Last Updated: Sep 15, 2017
Insurance companies say they use prior authorization to prevent physicians from prescribing too much medication or ordering too many tests. But physicians say the use of prior auth has grown out of control – and few stories illustrate it better than that of Joe Stanziano.
Watch video from Joe Stanziano and other patients who have experienced delays in prior authorization.
Stanziano, who currently resides in Montgomery County (Pa.), used to own a bakery in New Jersey. Ten years of carrying heavy bags of flour and working 18-hour days took a toll on his back.
Stanziano had just undergone his fourth back surgery in five years and was taking pain medication to help with his recovery. Things were progressing well enough for Stanziano to begin taking a smaller dose of the medication – a process known as tapering that could eventually allow him to wean off the medication altogether.
The problem is, Stanziano's insurance company denied payment of the lower dosage that his neurologist prescribed. Hours turned into days and Stanziano continued to wait for his insurance company's approval.
When the medicine ran out, the withdrawal symptoms began.
"Cold sweats. Shaking. You don't have control," Stanziano said.
This wasn't a one-time mistake by his insurance company.
Stanziano's neurologist prescribed a lower dose of pain medication five times. It was denied five times for up to a week before it was approved.
Help Us Reform Prior Auth

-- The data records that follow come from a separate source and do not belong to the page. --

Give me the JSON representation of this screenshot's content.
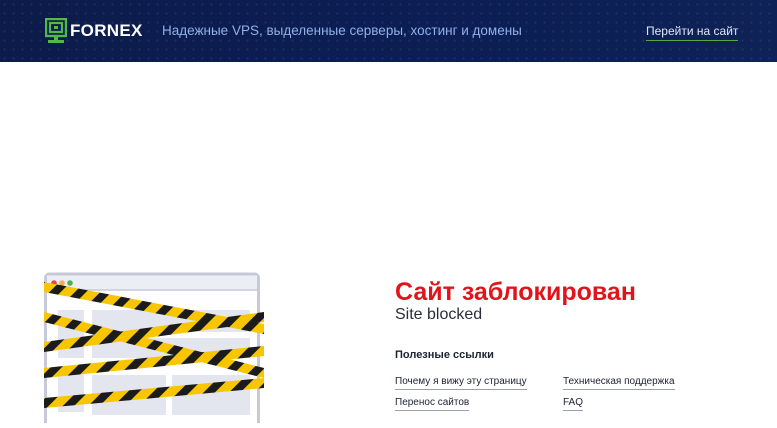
{
  "header": {
    "logo_text": "FORNEX",
    "tagline": "Надежные VPS, выделенные серверы, хостинг и домены",
    "goto_link": "Перейти на сайт"
  },
  "main": {
    "title": "Сайт заблокирован",
    "subtitle": "Site blocked",
    "useful_links_title": "Полезные ссылки",
    "links": [
      "Почему я вижу эту страницу",
      "Техническая поддержка",
      "Перенос сайтов",
      "FAQ"
    ]
  },
  "colors": {
    "header_bg": "#0d1b4a",
    "logo_green": "#52b946",
    "title_red": "#e2141b",
    "tape_yellow": "#f7c600"
  },
  "icons": [
    "fornex-logo-icon",
    "blocked-site-illustration",
    "caution-tape"
  ]
}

Legislation has been introduced (House Bill 1293) that aims to decrease patient wait times by streamlining the prior authorization process and increasing transparency from insurance companies.
As the delays grew longer and withdrawals continued, Stanziano opted to buy the medication out of his own pocket. Each pill cost $60.
"One could imagine a reason for (denying it) if we're increasing the medication, but in Joe's case, we were gradually decreasing the medication," said Daniel Skubick, MD, Stanziano's neurologist. "In spite of the fact that we were doing the right thing (by lowering his dosage) – getting him off opioids – pre-certs would still be coming."
Stanziano said he was never given a clear answer as to why his medication decrease required a prior authorization.
"You could talk to two different people (at the insurance company) in the same day and get two different answers," he said. "Explain to me the logic – why are you denying it when we were trying to reduce (the medication)? Does it make sense to you?
"Are you trying to cut costs, or are you trying to cut lives? I can understand trying to cut costs, but put them in my situation. Let them be on the medication for a certain period of time, and not be able to refill it, and have to go through what I went through."
The Pennsylvania Medical Society and its coalition of 50+ advocacy organizations support legislation (HB 1293) that aims to decrease patient wait times from prior auth and increase transparency from insurance companies.
Learn how you can support change at www.pamedsoc.org/PriorAuth.